*** Opening Source data ***

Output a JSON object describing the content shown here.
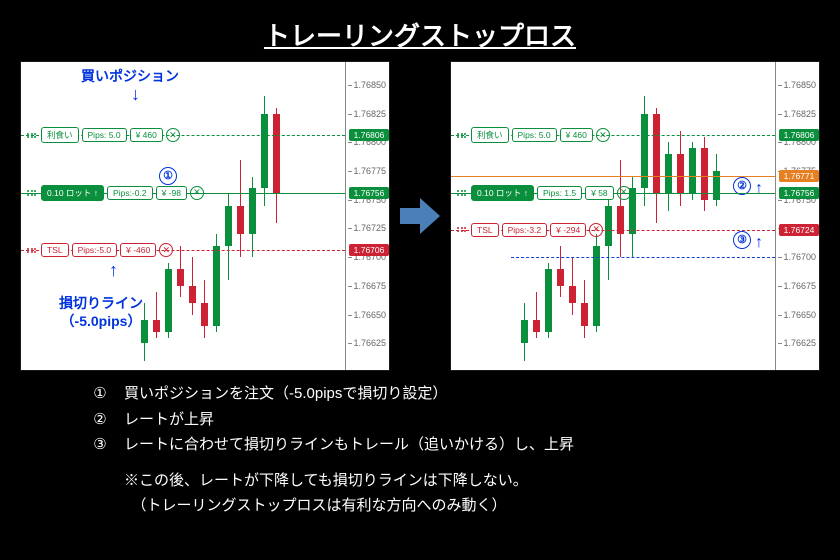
{
  "title": "トレーリングストップロス",
  "annot": {
    "buy_pos": "買いポジション",
    "sl_line_1": "損切りライン",
    "sl_line_2": "（-5.0pips）",
    "m1": "①",
    "m2": "②",
    "m3": "③"
  },
  "explain": {
    "n1": "①",
    "t1": "買いポジションを注文（-5.0pipsで損切り設定）",
    "n2": "②",
    "t2": "レートが上昇",
    "n3": "③",
    "t3": "レートに合わせて損切りラインもトレール（追いかける）し、上昇",
    "note1": "※この後、レートが下降しても損切りラインは下降しない。",
    "note2": "　（トレーリングストップロスは有利な方向へのみ動く）"
  },
  "chart_data": [
    {
      "type": "candlestick",
      "ylim": [
        1.766,
        1.7687
      ],
      "yticks": [
        1.76625,
        1.7665,
        1.76675,
        1.767,
        1.76725,
        1.7675,
        1.76775,
        1.768,
        1.76825,
        1.7685
      ],
      "lines": [
        {
          "label": "利食い",
          "pips": "Pips: 5.0",
          "amt": "¥ 460",
          "price": 1.76806,
          "color": "green",
          "style": "dash"
        },
        {
          "label": "0.10 ロット ↑",
          "pips": "Pips:-0.2",
          "amt": "¥ -98",
          "price": 1.76756,
          "color": "green",
          "style": "solid",
          "filled": true
        },
        {
          "label": "TSL",
          "pips": "Pips:-5.0",
          "amt": "¥ -460",
          "price": 1.76706,
          "color": "red",
          "style": "dash"
        }
      ],
      "candles": [
        {
          "x": 120,
          "o": 1.76625,
          "h": 1.7666,
          "l": 1.7661,
          "c": 1.76645,
          "up": true
        },
        {
          "x": 132,
          "o": 1.76645,
          "h": 1.7667,
          "l": 1.7663,
          "c": 1.76635,
          "up": false
        },
        {
          "x": 144,
          "o": 1.76635,
          "h": 1.76695,
          "l": 1.7663,
          "c": 1.7669,
          "up": true
        },
        {
          "x": 156,
          "o": 1.7669,
          "h": 1.7671,
          "l": 1.76665,
          "c": 1.76675,
          "up": false
        },
        {
          "x": 168,
          "o": 1.76675,
          "h": 1.767,
          "l": 1.7665,
          "c": 1.7666,
          "up": false
        },
        {
          "x": 180,
          "o": 1.7666,
          "h": 1.7668,
          "l": 1.7663,
          "c": 1.7664,
          "up": false
        },
        {
          "x": 192,
          "o": 1.7664,
          "h": 1.7672,
          "l": 1.76635,
          "c": 1.7671,
          "up": true
        },
        {
          "x": 204,
          "o": 1.7671,
          "h": 1.76755,
          "l": 1.7668,
          "c": 1.76745,
          "up": true
        },
        {
          "x": 216,
          "o": 1.76745,
          "h": 1.76785,
          "l": 1.767,
          "c": 1.7672,
          "up": false
        },
        {
          "x": 228,
          "o": 1.7672,
          "h": 1.7677,
          "l": 1.767,
          "c": 1.7676,
          "up": true
        },
        {
          "x": 240,
          "o": 1.7676,
          "h": 1.7684,
          "l": 1.76745,
          "c": 1.76825,
          "up": true
        },
        {
          "x": 252,
          "o": 1.76825,
          "h": 1.7683,
          "l": 1.7673,
          "c": 1.76755,
          "up": false
        }
      ]
    },
    {
      "type": "candlestick",
      "ylim": [
        1.766,
        1.7687
      ],
      "yticks": [
        1.76625,
        1.7665,
        1.76675,
        1.767,
        1.76725,
        1.7675,
        1.76775,
        1.768,
        1.76825,
        1.7685
      ],
      "lines": [
        {
          "label": "利食い",
          "pips": "Pips: 5.0",
          "amt": "¥ 460",
          "price": 1.76806,
          "color": "green",
          "style": "dash"
        },
        {
          "label": "",
          "pips": "",
          "amt": "",
          "price": 1.76771,
          "color": "orange",
          "style": "solid",
          "priceonly": true
        },
        {
          "label": "0.10 ロット ↑",
          "pips": "Pips: 1.5",
          "amt": "¥ 58",
          "price": 1.76756,
          "color": "green",
          "style": "solid",
          "filled": true
        },
        {
          "label": "TSL",
          "pips": "Pips:-3.2",
          "amt": "¥ -294",
          "price": 1.76724,
          "color": "red",
          "style": "dash"
        },
        {
          "label": "",
          "pips": "",
          "amt": "",
          "price": 1.767,
          "color": "blue",
          "style": "dash",
          "refonly": true
        }
      ],
      "candles": [
        {
          "x": 70,
          "o": 1.76625,
          "h": 1.7666,
          "l": 1.7661,
          "c": 1.76645,
          "up": true
        },
        {
          "x": 82,
          "o": 1.76645,
          "h": 1.7667,
          "l": 1.7663,
          "c": 1.76635,
          "up": false
        },
        {
          "x": 94,
          "o": 1.76635,
          "h": 1.76695,
          "l": 1.7663,
          "c": 1.7669,
          "up": true
        },
        {
          "x": 106,
          "o": 1.7669,
          "h": 1.7671,
          "l": 1.76665,
          "c": 1.76675,
          "up": false
        },
        {
          "x": 118,
          "o": 1.76675,
          "h": 1.767,
          "l": 1.7665,
          "c": 1.7666,
          "up": false
        },
        {
          "x": 130,
          "o": 1.7666,
          "h": 1.7668,
          "l": 1.7663,
          "c": 1.7664,
          "up": false
        },
        {
          "x": 142,
          "o": 1.7664,
          "h": 1.7672,
          "l": 1.76635,
          "c": 1.7671,
          "up": true
        },
        {
          "x": 154,
          "o": 1.7671,
          "h": 1.76755,
          "l": 1.7668,
          "c": 1.76745,
          "up": true
        },
        {
          "x": 166,
          "o": 1.76745,
          "h": 1.76785,
          "l": 1.767,
          "c": 1.7672,
          "up": false
        },
        {
          "x": 178,
          "o": 1.7672,
          "h": 1.7677,
          "l": 1.767,
          "c": 1.7676,
          "up": true
        },
        {
          "x": 190,
          "o": 1.7676,
          "h": 1.7684,
          "l": 1.76745,
          "c": 1.76825,
          "up": true
        },
        {
          "x": 202,
          "o": 1.76825,
          "h": 1.7683,
          "l": 1.7673,
          "c": 1.76755,
          "up": false
        },
        {
          "x": 214,
          "o": 1.76755,
          "h": 1.768,
          "l": 1.7674,
          "c": 1.7679,
          "up": true
        },
        {
          "x": 226,
          "o": 1.7679,
          "h": 1.7681,
          "l": 1.76745,
          "c": 1.76755,
          "up": false
        },
        {
          "x": 238,
          "o": 1.76755,
          "h": 1.768,
          "l": 1.7675,
          "c": 1.76795,
          "up": true
        },
        {
          "x": 250,
          "o": 1.76795,
          "h": 1.76805,
          "l": 1.7674,
          "c": 1.7675,
          "up": false
        },
        {
          "x": 262,
          "o": 1.7675,
          "h": 1.7679,
          "l": 1.76745,
          "c": 1.76775,
          "up": true
        }
      ]
    }
  ]
}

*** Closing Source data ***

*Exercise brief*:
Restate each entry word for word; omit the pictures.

*Solution for this exercise*:
Output a JSON object describing the content shown here.
{
  "title": "トレーリングストップロス",
  "annot": {
    "buy_pos": "買いポジション",
    "sl_line_1": "損切りライン",
    "sl_line_2": "（-5.0pips）",
    "m1": "①",
    "m2": "②",
    "m3": "③"
  },
  "explain": {
    "n1": "①",
    "t1": "買いポジションを注文（-5.0pipsで損切り設定）",
    "n2": "②",
    "t2": "レートが上昇",
    "n3": "③",
    "t3": "レートに合わせて損切りラインもトレール（追いかける）し、上昇",
    "note1": "※この後、レートが下降しても損切りラインは下降しない。",
    "note2": "　（トレーリングストップロスは有利な方向へのみ動く）"
  },
  "chart_data": [
    {
      "type": "candlestick",
      "ylim": [
        1.766,
        1.7687
      ],
      "yticks": [
        1.76625,
        1.7665,
        1.76675,
        1.767,
        1.76725,
        1.7675,
        1.76775,
        1.768,
        1.76825,
        1.7685
      ],
      "lines": [
        {
          "label": "利食い",
          "pips": "Pips: 5.0",
          "amt": "¥ 460",
          "price": 1.76806,
          "color": "green",
          "style": "dash"
        },
        {
          "label": "0.10 ロット ↑",
          "pips": "Pips:-0.2",
          "amt": "¥ -98",
          "price": 1.76756,
          "color": "green",
          "style": "solid",
          "filled": true
        },
        {
          "label": "TSL",
          "pips": "Pips:-5.0",
          "amt": "¥ -460",
          "price": 1.76706,
          "color": "red",
          "style": "dash"
        }
      ],
      "candles": [
        {
          "x": 120,
          "o": 1.76625,
          "h": 1.7666,
          "l": 1.7661,
          "c": 1.76645,
          "up": true
        },
        {
          "x": 132,
          "o": 1.76645,
          "h": 1.7667,
          "l": 1.7663,
          "c": 1.76635,
          "up": false
        },
        {
          "x": 144,
          "o": 1.76635,
          "h": 1.76695,
          "l": 1.7663,
          "c": 1.7669,
          "up": true
        },
        {
          "x": 156,
          "o": 1.7669,
          "h": 1.7671,
          "l": 1.76665,
          "c": 1.76675,
          "up": false
        },
        {
          "x": 168,
          "o": 1.76675,
          "h": 1.767,
          "l": 1.7665,
          "c": 1.7666,
          "up": false
        },
        {
          "x": 180,
          "o": 1.7666,
          "h": 1.7668,
          "l": 1.7663,
          "c": 1.7664,
          "up": false
        },
        {
          "x": 192,
          "o": 1.7664,
          "h": 1.7672,
          "l": 1.76635,
          "c": 1.7671,
          "up": true
        },
        {
          "x": 204,
          "o": 1.7671,
          "h": 1.76755,
          "l": 1.7668,
          "c": 1.76745,
          "up": true
        },
        {
          "x": 216,
          "o": 1.76745,
          "h": 1.76785,
          "l": 1.767,
          "c": 1.7672,
          "up": false
        },
        {
          "x": 228,
          "o": 1.7672,
          "h": 1.7677,
          "l": 1.767,
          "c": 1.7676,
          "up": true
        },
        {
          "x": 240,
          "o": 1.7676,
          "h": 1.7684,
          "l": 1.76745,
          "c": 1.76825,
          "up": true
        },
        {
          "x": 252,
          "o": 1.76825,
          "h": 1.7683,
          "l": 1.7673,
          "c": 1.76755,
          "up": false
        }
      ]
    },
    {
      "type": "candlestick",
      "ylim": [
        1.766,
        1.7687
      ],
      "yticks": [
        1.76625,
        1.7665,
        1.76675,
        1.767,
        1.76725,
        1.7675,
        1.76775,
        1.768,
        1.76825,
        1.7685
      ],
      "lines": [
        {
          "label": "利食い",
          "pips": "Pips: 5.0",
          "amt": "¥ 460",
          "price": 1.76806,
          "color": "green",
          "style": "dash"
        },
        {
          "label": "",
          "pips": "",
          "amt": "",
          "price": 1.76771,
          "color": "orange",
          "style": "solid",
          "priceonly": true
        },
        {
          "label": "0.10 ロット ↑",
          "pips": "Pips: 1.5",
          "amt": "¥ 58",
          "price": 1.76756,
          "color": "green",
          "style": "solid",
          "filled": true
        },
        {
          "label": "TSL",
          "pips": "Pips:-3.2",
          "amt": "¥ -294",
          "price": 1.76724,
          "color": "red",
          "style": "dash"
        },
        {
          "label": "",
          "pips": "",
          "amt": "",
          "price": 1.767,
          "color": "blue",
          "style": "dash",
          "refonly": true
        }
      ],
      "candles": [
        {
          "x": 70,
          "o": 1.76625,
          "h": 1.7666,
          "l": 1.7661,
          "c": 1.76645,
          "up": true
        },
        {
          "x": 82,
          "o": 1.76645,
          "h": 1.7667,
          "l": 1.7663,
          "c": 1.76635,
          "up": false
        },
        {
          "x": 94,
          "o": 1.76635,
          "h": 1.76695,
          "l": 1.7663,
          "c": 1.7669,
          "up": true
        },
        {
          "x": 106,
          "o": 1.7669,
          "h": 1.7671,
          "l": 1.76665,
          "c": 1.76675,
          "up": false
        },
        {
          "x": 118,
          "o": 1.76675,
          "h": 1.767,
          "l": 1.7665,
          "c": 1.7666,
          "up": false
        },
        {
          "x": 130,
          "o": 1.7666,
          "h": 1.7668,
          "l": 1.7663,
          "c": 1.7664,
          "up": false
        },
        {
          "x": 142,
          "o": 1.7664,
          "h": 1.7672,
          "l": 1.76635,
          "c": 1.7671,
          "up": true
        },
        {
          "x": 154,
          "o": 1.7671,
          "h": 1.76755,
          "l": 1.7668,
          "c": 1.76745,
          "up": true
        },
        {
          "x": 166,
          "o": 1.76745,
          "h": 1.76785,
          "l": 1.767,
          "c": 1.7672,
          "up": false
        },
        {
          "x": 178,
          "o": 1.7672,
          "h": 1.7677,
          "l": 1.767,
          "c": 1.7676,
          "up": true
        },
        {
          "x": 190,
          "o": 1.7676,
          "h": 1.7684,
          "l": 1.76745,
          "c": 1.76825,
          "up": true
        },
        {
          "x": 202,
          "o": 1.76825,
          "h": 1.7683,
          "l": 1.7673,
          "c": 1.76755,
          "up": false
        },
        {
          "x": 214,
          "o": 1.76755,
          "h": 1.768,
          "l": 1.7674,
          "c": 1.7679,
          "up": true
        },
        {
          "x": 226,
          "o": 1.7679,
          "h": 1.7681,
          "l": 1.76745,
          "c": 1.76755,
          "up": false
        },
        {
          "x": 238,
          "o": 1.76755,
          "h": 1.768,
          "l": 1.7675,
          "c": 1.76795,
          "up": true
        },
        {
          "x": 250,
          "o": 1.76795,
          "h": 1.76805,
          "l": 1.7674,
          "c": 1.7675,
          "up": false
        },
        {
          "x": 262,
          "o": 1.7675,
          "h": 1.7679,
          "l": 1.76745,
          "c": 1.76775,
          "up": true
        }
      ]
    }
  ]
}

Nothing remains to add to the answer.